There were complications in birth, but the child survived.
The thumbnail description of a five-piece Long Island hardcore band with metal influences is enough to make any jaded scenester shrug their shoulders in apathy, but, when applied to Anterrabae, this belies something greater. The 3 song demo, recorded with Steve Carniol (From Autumn to Ashes, Overthrow) is not a routine exercise in hardcore listening. The songwriting is creative, and does not fall back on the routine 'verse-chorus-verse-chorus-buildup-breakdown-chorus' that many acts rely on. The demo is a begninners guide to existentialism, at times songs drift into dwelling melodies only to drop into breakdowns as big as cathedrals. Anterrabae produces something ineffable; from that grit your teeth here it comes feeling, to the tranquility of a drug induced coma. Sometimes Anterrabae smells like flowers. Sometimes Anterrabae smells like a kick in the face. There is no escaping the honesty of their lyrics. They are a journal entry plucked from the pages of someone who converts bad experience into life experience. When words show me places I have never seen while instilling a sense of deja vu, I smile. These words make me smile.
The live show is the essence of Anterrabae. The drumming (Chris Gleason) is precise, and articulate.

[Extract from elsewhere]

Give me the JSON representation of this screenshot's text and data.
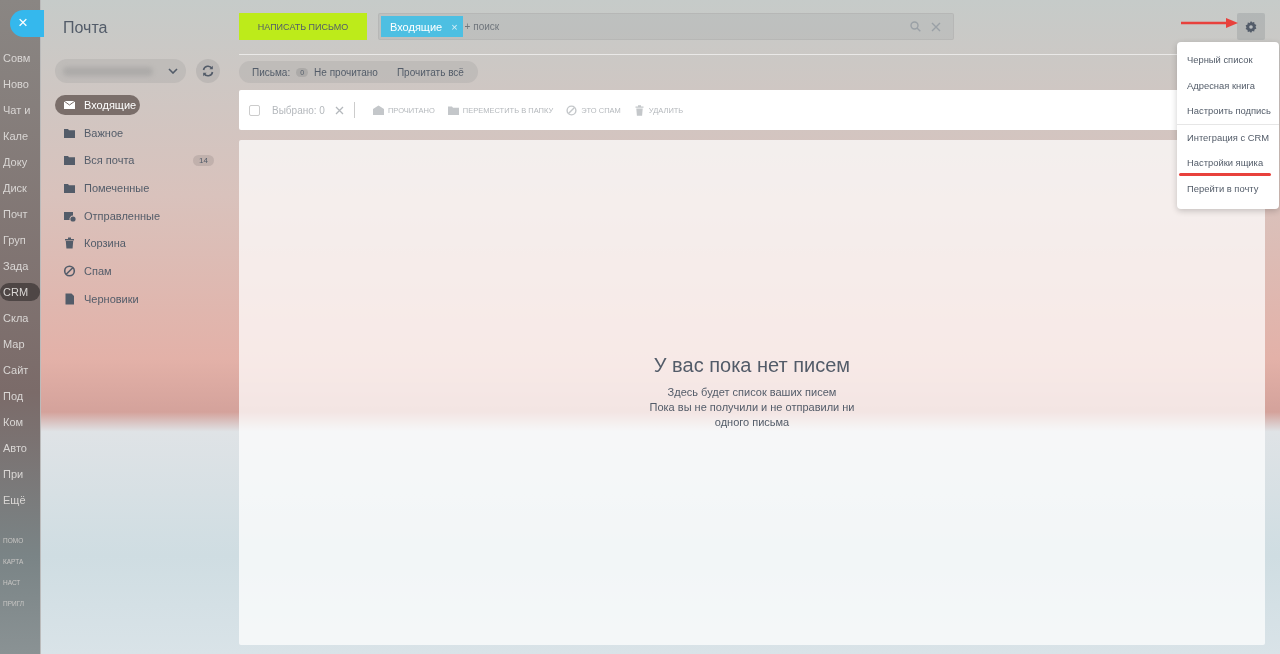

The guitars (Matt Gorton, Joey Spagna, Ryan Poelker) are big when they want to be, small when they need to be. When he (Neal Carter) screams it's because he is screaming, not because screaming is hardcore.
This child has grown, but never too big for the local scene. The nationwide liquidation and saturation of hardcore will not swallow and shit Anterrabae like it has others. Anterrabae is anti-rock.